Being recognized as Century Farms are the Hankerson Farm, Drescher Farms and Andersland Farm. Recognized as Sesquicentennial Farms are Roger and Shirley Enderson; Donald and Joanne Johnsrud Farm; Roger J. Pestorious and Jeannie Pestorious; Nicholson Farm and Schmidt-Stroklund Farms.

Thank you for your dedication to agriculture, not only for our area but the entire nation.

To the city’s continued efforts to clean up more blighted properties.

Thank you to the Albert Lea City Council who this week approved acquiring three more blighted properties in the city through tax forfeiture from Freeborn County for $1 each.

The properties are at 821 Jefferson Ave., 122 S. Ermina Ave. and 917 S. Broadway.

The city has already put some money into stabilizing the Jefferson Avenue house and plans to do a few more repairs before returning it to the private market for rehabilitation. The city has said it is still assessing the South Broadway structure, and it plans to take down at least part of the Ermina Avenue.

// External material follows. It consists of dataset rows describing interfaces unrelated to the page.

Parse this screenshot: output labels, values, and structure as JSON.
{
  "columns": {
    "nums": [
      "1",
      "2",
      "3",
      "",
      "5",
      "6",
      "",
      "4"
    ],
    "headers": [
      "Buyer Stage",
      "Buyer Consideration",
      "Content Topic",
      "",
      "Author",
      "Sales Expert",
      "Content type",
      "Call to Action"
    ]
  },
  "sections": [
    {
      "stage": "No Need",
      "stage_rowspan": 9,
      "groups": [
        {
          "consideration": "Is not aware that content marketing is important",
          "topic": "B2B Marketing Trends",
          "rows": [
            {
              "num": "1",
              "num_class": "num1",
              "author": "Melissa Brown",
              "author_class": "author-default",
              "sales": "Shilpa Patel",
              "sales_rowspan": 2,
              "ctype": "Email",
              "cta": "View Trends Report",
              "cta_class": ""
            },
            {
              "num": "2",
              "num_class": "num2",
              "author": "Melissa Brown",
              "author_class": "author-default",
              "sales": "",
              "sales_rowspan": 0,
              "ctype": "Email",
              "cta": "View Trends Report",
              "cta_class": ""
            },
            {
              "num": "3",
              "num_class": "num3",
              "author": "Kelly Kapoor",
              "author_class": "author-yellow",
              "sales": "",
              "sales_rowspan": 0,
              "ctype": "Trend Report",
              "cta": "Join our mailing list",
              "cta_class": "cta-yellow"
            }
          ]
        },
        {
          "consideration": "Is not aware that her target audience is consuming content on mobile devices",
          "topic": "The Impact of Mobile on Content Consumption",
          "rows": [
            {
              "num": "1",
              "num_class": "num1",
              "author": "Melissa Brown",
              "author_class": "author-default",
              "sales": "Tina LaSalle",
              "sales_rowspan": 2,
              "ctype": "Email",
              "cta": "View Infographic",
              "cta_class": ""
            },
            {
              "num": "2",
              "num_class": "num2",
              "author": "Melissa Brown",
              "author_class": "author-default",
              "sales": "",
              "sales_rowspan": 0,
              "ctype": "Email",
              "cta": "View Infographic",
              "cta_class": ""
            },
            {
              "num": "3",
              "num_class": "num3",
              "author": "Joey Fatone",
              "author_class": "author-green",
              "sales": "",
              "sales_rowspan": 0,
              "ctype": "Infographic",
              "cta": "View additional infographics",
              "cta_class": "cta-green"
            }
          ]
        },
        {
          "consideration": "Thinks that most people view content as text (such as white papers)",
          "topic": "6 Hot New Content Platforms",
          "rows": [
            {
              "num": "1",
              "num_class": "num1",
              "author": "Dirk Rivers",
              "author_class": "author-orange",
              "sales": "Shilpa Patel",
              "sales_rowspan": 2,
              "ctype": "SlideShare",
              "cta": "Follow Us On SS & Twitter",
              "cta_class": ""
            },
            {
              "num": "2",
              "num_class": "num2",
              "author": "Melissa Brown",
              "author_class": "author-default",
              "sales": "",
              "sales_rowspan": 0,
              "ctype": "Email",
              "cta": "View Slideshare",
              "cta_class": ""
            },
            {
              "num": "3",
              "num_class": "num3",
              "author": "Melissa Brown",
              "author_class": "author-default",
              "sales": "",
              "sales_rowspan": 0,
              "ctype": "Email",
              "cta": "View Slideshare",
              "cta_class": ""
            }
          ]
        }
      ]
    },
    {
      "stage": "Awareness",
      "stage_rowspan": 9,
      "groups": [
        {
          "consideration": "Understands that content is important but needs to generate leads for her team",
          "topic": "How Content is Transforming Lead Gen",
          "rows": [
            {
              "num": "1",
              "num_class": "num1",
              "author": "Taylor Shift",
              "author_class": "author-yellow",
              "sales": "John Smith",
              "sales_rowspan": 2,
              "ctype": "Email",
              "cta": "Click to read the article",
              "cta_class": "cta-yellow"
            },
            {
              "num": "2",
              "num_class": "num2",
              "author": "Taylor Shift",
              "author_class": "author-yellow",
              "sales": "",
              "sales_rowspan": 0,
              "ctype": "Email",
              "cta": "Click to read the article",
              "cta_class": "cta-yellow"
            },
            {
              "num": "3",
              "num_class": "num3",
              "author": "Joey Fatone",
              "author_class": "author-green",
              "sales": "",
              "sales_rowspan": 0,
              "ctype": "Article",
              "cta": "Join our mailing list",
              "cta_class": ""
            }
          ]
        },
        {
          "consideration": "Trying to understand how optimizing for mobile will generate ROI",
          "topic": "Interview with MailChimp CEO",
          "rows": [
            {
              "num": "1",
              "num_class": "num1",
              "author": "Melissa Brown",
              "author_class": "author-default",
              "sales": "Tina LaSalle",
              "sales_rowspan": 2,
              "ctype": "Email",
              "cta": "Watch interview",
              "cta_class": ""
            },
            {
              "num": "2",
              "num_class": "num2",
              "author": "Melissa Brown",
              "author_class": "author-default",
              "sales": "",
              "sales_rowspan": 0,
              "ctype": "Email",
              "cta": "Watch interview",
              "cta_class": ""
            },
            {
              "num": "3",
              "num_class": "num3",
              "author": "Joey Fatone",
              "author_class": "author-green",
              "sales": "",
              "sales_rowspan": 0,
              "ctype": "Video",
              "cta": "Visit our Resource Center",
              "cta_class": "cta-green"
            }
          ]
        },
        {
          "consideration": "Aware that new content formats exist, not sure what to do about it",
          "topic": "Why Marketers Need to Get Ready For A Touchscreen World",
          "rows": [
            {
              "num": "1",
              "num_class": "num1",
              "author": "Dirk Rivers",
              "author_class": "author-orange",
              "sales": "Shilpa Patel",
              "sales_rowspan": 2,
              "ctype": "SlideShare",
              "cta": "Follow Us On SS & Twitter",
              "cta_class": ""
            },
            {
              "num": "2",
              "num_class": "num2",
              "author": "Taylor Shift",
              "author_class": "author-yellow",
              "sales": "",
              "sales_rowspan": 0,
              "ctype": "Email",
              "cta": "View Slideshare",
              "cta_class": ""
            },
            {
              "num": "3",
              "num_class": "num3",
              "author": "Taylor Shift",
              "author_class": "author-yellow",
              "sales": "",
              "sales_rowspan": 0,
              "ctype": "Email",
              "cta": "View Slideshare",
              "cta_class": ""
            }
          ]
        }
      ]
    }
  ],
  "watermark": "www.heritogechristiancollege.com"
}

Though some question the city taking care of blighted properties like this, we believe when they, do it has a positive effect on the quality of life in the community. The neighbors will no longer have to see the dilapidation any further, and it helps clean up the community for both residents and visitors.

While not every structure will be able to be saved and some will have to be taken down, some are being returned to the private market for use for many years to come.

This also helps address some of the housing shortages in the community.